From April 2021 the legal responsibility for determining whether or not a contractor performing services is a ‘disguised employee’ (their ‘IR35 status’) will transfer from the PSC to the client engaging the contractor. These rules have been in operation in the public sector since 2017, and now they are being rolled out to the private sector. So, all clients who use contractors will have a primary legal obligation to assess the contract in advance and determine the IR35 status of the contract. With that comes significant tax compliance risk.
For every single engagement with a contractor you will need to assess the services the contractor is being asked to provide, the working practices in your business, the terms between you, and taking all that into account, determine if the contract is ‘Inside IR35’ or ‘Outside IR35’.
For every single engagement you have with a client your client will need to assess the services you are being asked to provide, the working practices in their business, the terms between you, and taking all that into account, determine if the contract is ‘Inside IR35’ or ‘Outside IR35’.
But don't fooled in thinking it's a one-and-done scenario. You can be inside IR35 and outside IR35 at different times
You may find, depending on the contracts that you accept, you end up working sometimes inside IR35 for certain contracts and sometimes outside for other contracts inside a single year. IR35 status is determined on a contract-by-contract basis, rather than being an assigned status for a particular tax year or discipline. All that matters is that you pay the right tax for the specific contract that you’re working on.
If you’re a small business you may be exempt from IR35. The definition of small business for IR35 exemptions is likely to be based on the definition in the Companies Act, which is met if a company meets any two of the three triggers below:
1. Annual turnover – Not more than £10.2 million
2. Balance sheet total – Not more than £5.1 million
3. Number of employees – Not more than 50
So as you can see, it's both quite the shake up as well as being rooted in things being made more consistent with public sector practise. But the quicker you adapt to the changes - either as a freelancer or business, the smoother this transition will be.

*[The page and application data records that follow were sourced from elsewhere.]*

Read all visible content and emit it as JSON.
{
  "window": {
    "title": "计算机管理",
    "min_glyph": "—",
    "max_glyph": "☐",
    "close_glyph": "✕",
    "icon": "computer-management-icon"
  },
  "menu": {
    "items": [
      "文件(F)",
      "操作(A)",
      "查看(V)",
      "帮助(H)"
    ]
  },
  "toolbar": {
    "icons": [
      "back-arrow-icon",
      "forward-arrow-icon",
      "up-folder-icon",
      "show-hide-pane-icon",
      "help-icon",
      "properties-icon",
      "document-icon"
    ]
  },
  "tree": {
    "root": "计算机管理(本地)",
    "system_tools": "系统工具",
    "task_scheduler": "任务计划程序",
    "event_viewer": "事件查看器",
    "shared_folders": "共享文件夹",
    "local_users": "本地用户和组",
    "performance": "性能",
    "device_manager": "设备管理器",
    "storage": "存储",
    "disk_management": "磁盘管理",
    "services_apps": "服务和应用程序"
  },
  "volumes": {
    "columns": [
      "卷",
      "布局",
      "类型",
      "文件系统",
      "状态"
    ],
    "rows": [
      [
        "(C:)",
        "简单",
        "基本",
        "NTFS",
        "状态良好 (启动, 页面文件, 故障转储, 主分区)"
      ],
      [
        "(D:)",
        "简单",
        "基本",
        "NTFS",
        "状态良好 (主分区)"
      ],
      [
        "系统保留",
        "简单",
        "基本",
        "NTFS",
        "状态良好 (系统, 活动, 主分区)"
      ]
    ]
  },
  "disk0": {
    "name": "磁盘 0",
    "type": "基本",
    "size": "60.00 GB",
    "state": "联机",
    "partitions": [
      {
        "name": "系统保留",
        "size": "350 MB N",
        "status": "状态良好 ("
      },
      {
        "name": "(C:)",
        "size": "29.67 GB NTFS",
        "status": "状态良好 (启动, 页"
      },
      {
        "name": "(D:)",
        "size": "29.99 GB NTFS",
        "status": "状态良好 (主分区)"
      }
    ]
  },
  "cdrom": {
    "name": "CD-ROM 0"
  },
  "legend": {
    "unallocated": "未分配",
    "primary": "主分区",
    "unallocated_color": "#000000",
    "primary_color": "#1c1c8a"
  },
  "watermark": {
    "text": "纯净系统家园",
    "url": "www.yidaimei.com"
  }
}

The freelance industry is stronger than ever and there are no signs of its growth and penetration in major sectors slowing - but there is definitely going to be a period of adjustment where industry finds a new normal.